“While we are still strong and healthy, let us make our life worthwhile and be of service to others. Let us do charity work. Let us speak and do good. Let us be compassionate and merciful to others. Let us repent and be reconciled with God,” Santos said.

The 40-day Lenten Season, a time of reflection and repentance, begins on Ash Wednesday. In all masses across the country, priests in purple vestments – the color of penance –will mark the foreheads of the faithful with a cross from blessed ashes with the reminder: “Thou art dust and unto dust thou shall return” (Genesis 3:19) and to “Turn away from sin and be faithful to the Gospel” (Mark 1:15),

The ashes from the burnt palm fronds (palaspas) from last year’s Palm Sunday observance serve as a reminder to the faithful that this holy day must be observed as a day of fasting, abstinence, prayer, reflection, and repentance.

During Ash Wednesday and on Good Friday (March 30), Catholics between the ages of 18 and 59, except those who are ill, are permitted to consume only one full meal, which may be supplemented by two smaller meals but not exceeding a full meal. Those who are 14-years-old and above are also required to abstain from meat on Ash Wednesday and on all Fridays for the duration of the Lenten Season.

Also called the Day of Ashes, the burning of palm fronds is traditionally done in churches Tuesday afternoon. Four ancient prayers are recited in the burning of the ashes, which are sprinkled with Holy Water and fumigated with incense. The blessed ashes are then mixed with a little oil.

Ash Wednesday recalls the 40 days and nights of Jesus’ suffering, from His Agony in the Garden of Gethsemane to His arrest, trial, and crucifixion.

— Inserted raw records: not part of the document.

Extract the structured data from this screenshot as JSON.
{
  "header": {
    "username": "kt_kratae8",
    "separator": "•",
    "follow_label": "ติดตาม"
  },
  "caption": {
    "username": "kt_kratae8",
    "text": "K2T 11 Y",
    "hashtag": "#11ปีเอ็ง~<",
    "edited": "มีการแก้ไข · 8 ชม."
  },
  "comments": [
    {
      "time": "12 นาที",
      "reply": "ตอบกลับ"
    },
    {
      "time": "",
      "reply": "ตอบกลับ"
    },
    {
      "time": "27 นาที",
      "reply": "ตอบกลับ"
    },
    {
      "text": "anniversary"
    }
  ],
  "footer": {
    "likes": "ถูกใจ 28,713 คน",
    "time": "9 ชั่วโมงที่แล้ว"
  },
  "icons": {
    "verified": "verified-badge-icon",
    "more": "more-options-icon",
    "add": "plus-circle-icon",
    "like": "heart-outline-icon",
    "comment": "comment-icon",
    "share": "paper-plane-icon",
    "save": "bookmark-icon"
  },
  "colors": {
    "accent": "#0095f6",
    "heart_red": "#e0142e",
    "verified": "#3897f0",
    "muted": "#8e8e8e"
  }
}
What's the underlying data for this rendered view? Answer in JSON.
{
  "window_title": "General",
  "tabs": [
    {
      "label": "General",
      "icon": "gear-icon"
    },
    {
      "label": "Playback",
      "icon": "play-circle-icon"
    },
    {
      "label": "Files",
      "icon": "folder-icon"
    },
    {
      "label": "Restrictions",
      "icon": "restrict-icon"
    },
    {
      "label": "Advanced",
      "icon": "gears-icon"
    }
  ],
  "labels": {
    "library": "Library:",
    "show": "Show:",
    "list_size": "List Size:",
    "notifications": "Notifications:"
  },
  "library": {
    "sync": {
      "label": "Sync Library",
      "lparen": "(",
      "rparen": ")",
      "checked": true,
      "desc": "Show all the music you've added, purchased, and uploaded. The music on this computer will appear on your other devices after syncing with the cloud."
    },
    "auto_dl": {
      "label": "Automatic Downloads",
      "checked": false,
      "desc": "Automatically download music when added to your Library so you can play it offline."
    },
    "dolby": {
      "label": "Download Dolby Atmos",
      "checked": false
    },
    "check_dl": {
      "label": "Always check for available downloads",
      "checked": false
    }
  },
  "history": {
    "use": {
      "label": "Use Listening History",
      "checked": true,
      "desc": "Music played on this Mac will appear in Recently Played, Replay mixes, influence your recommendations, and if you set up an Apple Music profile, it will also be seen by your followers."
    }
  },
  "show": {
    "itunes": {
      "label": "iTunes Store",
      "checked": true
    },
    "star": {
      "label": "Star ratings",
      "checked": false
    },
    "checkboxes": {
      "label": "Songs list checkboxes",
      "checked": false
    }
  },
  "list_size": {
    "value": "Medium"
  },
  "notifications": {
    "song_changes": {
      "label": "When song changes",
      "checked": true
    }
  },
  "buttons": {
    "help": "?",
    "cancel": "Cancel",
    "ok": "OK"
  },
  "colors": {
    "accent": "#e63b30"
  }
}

In the Holy Bible, a mark on the forehead symbolizes a person’s ownership which makes the symbol of the cross on one’s forehead a sign of “surrender to Christ.” Many retain the ashes on their foreheads until sundown as a sign of humility and complete surrender to God.

Gospel reflections will focus on Jesus’ warning against hypocrisy as well as His teachings on alms-giving, works of piety and charity, praying, and fasting which, He said, must be done with the right intentions, “not for others to see, but in secret, so that the Father who sees in secret will give His just reward.”

As the season of Lent begins, Church officials encourage the faithful to reflect, do charity work, and to go to confession for spiritual cleansing in preparation for the celebration of Christ’s Resurrection on Easter Sunday.